Task statement: In this material, which lines include the string "time"? Show them.

Data in this exercise:

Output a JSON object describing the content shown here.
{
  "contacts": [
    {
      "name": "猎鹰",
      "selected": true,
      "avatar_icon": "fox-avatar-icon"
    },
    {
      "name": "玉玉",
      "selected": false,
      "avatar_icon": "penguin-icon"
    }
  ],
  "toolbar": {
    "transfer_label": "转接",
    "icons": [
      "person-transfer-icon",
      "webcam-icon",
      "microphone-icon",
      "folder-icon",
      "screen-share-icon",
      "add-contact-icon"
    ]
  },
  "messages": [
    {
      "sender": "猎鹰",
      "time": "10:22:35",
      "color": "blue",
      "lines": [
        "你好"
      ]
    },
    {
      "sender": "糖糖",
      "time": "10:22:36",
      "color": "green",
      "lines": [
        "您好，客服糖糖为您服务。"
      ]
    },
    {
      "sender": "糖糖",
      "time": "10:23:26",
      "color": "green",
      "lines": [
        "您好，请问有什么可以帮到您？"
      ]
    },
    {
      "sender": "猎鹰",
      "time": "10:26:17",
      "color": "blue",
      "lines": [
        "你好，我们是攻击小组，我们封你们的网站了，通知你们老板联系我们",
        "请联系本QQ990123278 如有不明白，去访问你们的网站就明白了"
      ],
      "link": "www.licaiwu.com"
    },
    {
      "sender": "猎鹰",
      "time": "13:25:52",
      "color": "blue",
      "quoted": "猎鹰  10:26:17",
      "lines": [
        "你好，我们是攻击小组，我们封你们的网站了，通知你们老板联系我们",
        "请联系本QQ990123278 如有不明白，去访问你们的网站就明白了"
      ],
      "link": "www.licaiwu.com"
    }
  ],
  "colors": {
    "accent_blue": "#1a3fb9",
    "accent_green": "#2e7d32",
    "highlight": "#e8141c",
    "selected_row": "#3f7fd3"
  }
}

Response to the task:
      "time": "10:22:35",
      "time": "10:22:36",
      "time": "10:23:26",
      "time": "10:26:17",
      "time": "13:25:52",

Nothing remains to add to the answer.